Apr 23, 2013

Mom's Kitchen

My mother was a cook between Gordon Ramsey of Hell’s Kitchen and Martha Stewart.  Mom didn’t cook fancy dishes like souffles or ever heard of beef Wellington.   But what she did prepare for her family was good or at least we thought so.  Even though I’ve lived most of my life in Indiana, we ate Southern delicacies’ like fried okra, beans and cornbread, or fried chicken with mashed potatoes and gravy.  Vegetables always came from a can and it was rare to have fresh fruit.  Nearly everything was fried.  When Dad came home from work, supper was always waiting for him on the table.  Except Fridays, this was grocery shopping day.  She would always let us pick out whatever we wanted for dinner that evening.  My brother, sister, and I always chose frozen pizza and Dad wanted steak.  The best part was that we could have a Coke or a Pepsi with dinner.  Back then it was a special treat to drink a pop because the rest of the week we drank milk or water.  We rarely ate dinner out and if we did it was at McDonald’s or a place similar, besides nothing can beat home cooking.  All of us sat at the table to eat together and talk.  There were no cell phones, iPods, or computers to distract us then.  Those were the best memories for me. 

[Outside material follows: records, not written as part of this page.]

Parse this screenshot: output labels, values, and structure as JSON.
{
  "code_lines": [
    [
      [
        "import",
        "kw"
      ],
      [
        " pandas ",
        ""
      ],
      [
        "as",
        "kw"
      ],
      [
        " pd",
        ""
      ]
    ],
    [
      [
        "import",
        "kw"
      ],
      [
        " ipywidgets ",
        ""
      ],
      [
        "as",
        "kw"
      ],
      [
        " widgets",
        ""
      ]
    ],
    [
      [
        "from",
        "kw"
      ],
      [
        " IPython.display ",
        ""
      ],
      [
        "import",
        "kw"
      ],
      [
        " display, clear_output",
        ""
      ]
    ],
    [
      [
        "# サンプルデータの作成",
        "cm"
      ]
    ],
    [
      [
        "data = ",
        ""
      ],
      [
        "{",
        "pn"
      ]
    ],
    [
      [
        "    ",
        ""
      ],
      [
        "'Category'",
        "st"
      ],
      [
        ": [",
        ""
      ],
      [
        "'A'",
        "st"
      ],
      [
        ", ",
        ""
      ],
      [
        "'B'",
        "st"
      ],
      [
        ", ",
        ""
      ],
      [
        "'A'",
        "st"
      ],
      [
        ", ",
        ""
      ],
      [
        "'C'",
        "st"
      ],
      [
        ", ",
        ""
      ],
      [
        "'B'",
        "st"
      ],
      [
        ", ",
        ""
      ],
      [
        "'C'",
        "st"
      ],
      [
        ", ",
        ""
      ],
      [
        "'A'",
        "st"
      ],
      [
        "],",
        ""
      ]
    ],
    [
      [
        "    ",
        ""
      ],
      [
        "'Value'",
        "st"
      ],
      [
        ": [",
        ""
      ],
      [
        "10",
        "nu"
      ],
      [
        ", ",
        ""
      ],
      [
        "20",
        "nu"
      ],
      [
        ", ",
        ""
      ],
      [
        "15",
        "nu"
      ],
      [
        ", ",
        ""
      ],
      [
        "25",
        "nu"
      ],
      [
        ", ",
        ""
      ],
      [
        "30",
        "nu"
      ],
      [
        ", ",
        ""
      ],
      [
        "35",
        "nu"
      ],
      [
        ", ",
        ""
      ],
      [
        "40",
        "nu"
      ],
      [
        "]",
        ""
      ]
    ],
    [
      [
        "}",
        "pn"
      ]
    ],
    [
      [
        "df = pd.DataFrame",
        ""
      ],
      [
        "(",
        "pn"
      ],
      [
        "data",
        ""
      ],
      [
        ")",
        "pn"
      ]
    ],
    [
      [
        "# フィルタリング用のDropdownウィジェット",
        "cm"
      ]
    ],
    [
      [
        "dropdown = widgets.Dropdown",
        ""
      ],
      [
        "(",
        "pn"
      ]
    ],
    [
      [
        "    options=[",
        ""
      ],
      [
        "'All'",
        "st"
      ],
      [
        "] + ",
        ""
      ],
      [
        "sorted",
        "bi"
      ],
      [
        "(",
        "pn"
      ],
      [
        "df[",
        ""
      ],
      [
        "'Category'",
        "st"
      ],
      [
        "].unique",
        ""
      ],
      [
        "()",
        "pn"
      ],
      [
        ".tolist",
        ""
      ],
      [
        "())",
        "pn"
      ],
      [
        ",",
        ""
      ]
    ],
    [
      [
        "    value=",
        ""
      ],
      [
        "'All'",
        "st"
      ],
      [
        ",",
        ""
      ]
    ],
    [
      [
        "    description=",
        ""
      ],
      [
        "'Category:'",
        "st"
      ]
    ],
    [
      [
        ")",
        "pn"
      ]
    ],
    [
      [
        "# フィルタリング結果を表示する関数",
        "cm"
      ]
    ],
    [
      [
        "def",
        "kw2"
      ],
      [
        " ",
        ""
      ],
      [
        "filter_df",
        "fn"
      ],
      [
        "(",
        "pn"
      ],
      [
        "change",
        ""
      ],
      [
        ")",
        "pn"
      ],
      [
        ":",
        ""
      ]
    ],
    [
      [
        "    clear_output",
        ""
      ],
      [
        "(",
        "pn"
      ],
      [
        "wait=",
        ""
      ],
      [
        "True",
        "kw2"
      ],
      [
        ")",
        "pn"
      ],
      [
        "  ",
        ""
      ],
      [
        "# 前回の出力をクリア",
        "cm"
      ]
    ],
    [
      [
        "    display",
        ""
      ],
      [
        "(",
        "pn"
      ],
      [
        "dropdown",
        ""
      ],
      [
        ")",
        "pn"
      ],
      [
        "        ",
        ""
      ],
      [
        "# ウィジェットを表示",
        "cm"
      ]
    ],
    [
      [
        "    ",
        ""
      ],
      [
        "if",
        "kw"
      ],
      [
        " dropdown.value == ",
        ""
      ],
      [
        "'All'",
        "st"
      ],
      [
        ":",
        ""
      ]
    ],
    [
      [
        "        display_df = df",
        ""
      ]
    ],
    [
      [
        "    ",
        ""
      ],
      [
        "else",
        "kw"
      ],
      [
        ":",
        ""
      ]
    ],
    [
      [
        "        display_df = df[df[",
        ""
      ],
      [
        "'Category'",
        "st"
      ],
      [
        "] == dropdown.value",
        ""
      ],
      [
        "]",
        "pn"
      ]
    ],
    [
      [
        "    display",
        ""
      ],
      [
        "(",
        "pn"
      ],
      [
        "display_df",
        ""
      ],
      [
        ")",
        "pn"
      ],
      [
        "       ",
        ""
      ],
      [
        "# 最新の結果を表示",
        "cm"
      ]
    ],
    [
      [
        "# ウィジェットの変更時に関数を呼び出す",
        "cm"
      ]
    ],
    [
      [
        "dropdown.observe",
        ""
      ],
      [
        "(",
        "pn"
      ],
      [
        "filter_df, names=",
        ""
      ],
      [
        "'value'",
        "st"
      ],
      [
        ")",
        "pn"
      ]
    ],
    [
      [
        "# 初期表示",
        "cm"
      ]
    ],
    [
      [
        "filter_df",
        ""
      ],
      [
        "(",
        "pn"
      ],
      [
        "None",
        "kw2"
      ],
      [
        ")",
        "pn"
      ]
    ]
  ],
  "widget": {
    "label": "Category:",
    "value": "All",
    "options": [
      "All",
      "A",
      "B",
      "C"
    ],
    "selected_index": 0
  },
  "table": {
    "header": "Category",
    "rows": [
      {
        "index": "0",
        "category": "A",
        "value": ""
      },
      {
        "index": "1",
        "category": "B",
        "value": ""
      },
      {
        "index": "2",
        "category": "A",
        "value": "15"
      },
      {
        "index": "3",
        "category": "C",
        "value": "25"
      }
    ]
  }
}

Mom was 4 feet 11 ½ inches tall, with short dark brown hair, intense blue eyes, and perfect teeth. She had a short temper to go along with her small stature.  More than once she said to me that I wasn’t too big for her to knock me down.  I’m not tall either and wouldn’t really have that far to go before hitting the ground. 

When Mom was about four years old, her mother passed away from TB.  Within six months my grandfather married another woman.  This created problems for Mom because she was not given a “mothers love” that she so desperately needed.  Lack of self confidence, poverty, a preacher’s kid, and fearing that others will make fun of her, my mother repeated the 7th grade three times.  During that time, a child went from grade school to high school.   It was the early 50’s and life was very different than it is now.  She never went on to high school.  Feeling trapped at home with a step-mother who forced my mother to help take care of the children, my mom married the first man that came along.  That man was my father.  She was sixteen and he was twenty.  She desperately wanted to leave the prison of her father’s home in hopes to have her own life. 

At sixteen, she couldn’t have had that much experience cooking. During the early years of her marriage, she relied heavily upon cookbooks for the basics.  As time went on her skills improved.  Then her family started to grow.  When she was twenty, I was born.  Then a year and a half later, my brother came along. Randall was a very finicky eater as a child.  Mom would try all kinds of things just to get him to eat.  She would mash up a banana and mix it with his egg hoping that he would eat breakfast.  As you know, canned spinach is like mush.  In order to get my brother to eat it, she would mix bacon grease and egg into the boiling green blob, trying to convince him that it was really good to eat.  He never fell for it.  She would find rejected food underneath the sofa cushions all of the time.   There would be peas, green beans, and even fried chicken.  Really?  Fried chicken? What boy doesn’t like fried chicken?

The best of her cooking that I remember was when we all lived together on Elm Street.  The 70’s were the best years.  She would scour magazines looking for recipes and in a few days we would have some new dish to try.  At Christmas, we would have barbecue ribs instead of the traditional ham or turkey dinner.  The ribs were so tender that the meat fell off the bone; her potato salad and coleslaw were exceptional. We had pot roasts, baked chicken, and Uncle Ben’s wild rice salad to name a few. There was only one recipe that I could hardly stomach. Her vegetable soup was made with a tomato juice base and it was awful. The rest of the family loved the soup, but I cringed whenever she made it.  Eventually, I told her that I didn’t like it.  She still made the soup, but I was given something different to eat than the rest of the family. This was the only time one of us was given an alternative.  Some time later, I asked her to sit down with me so that I could write down my favorite recipes. I bought a couple of blank books and together we wrote them down. 

As soon as I started working, I began collecting recipes.  She sparked the love of cooking within me.  I would often spend evenings and well into the night trying new recipes.  I ventured beyond the borders of our own cuisine and began trying dishes from other cultures.  My dad would take a bite of carrot from a plate of fried rice and declared that it wasn’t “done.”  We laughed and told him that the way it is cooked is the way it is supposed to be.  My Mom knew that she had succeeded when they came home from vacation one year and I had an elaborate supper waiting for them when they arrived home.  As they drove up to the house I was putting dinner on the table.  I made biscuits, fried chicken, gravy, corn and mashed potatoes.You should have seen the smile on her face that day.  It was priceless. 

In the early 80’s life changed.  My father passed away in 1984 and then in 1993 my mother went to be with him.  Every once in a while, I will take out the books and stare at her writing.  I place my finger on the page, and then move my finger along the curve of each letter, remembering her, missing all of the moments we could have had with each other since.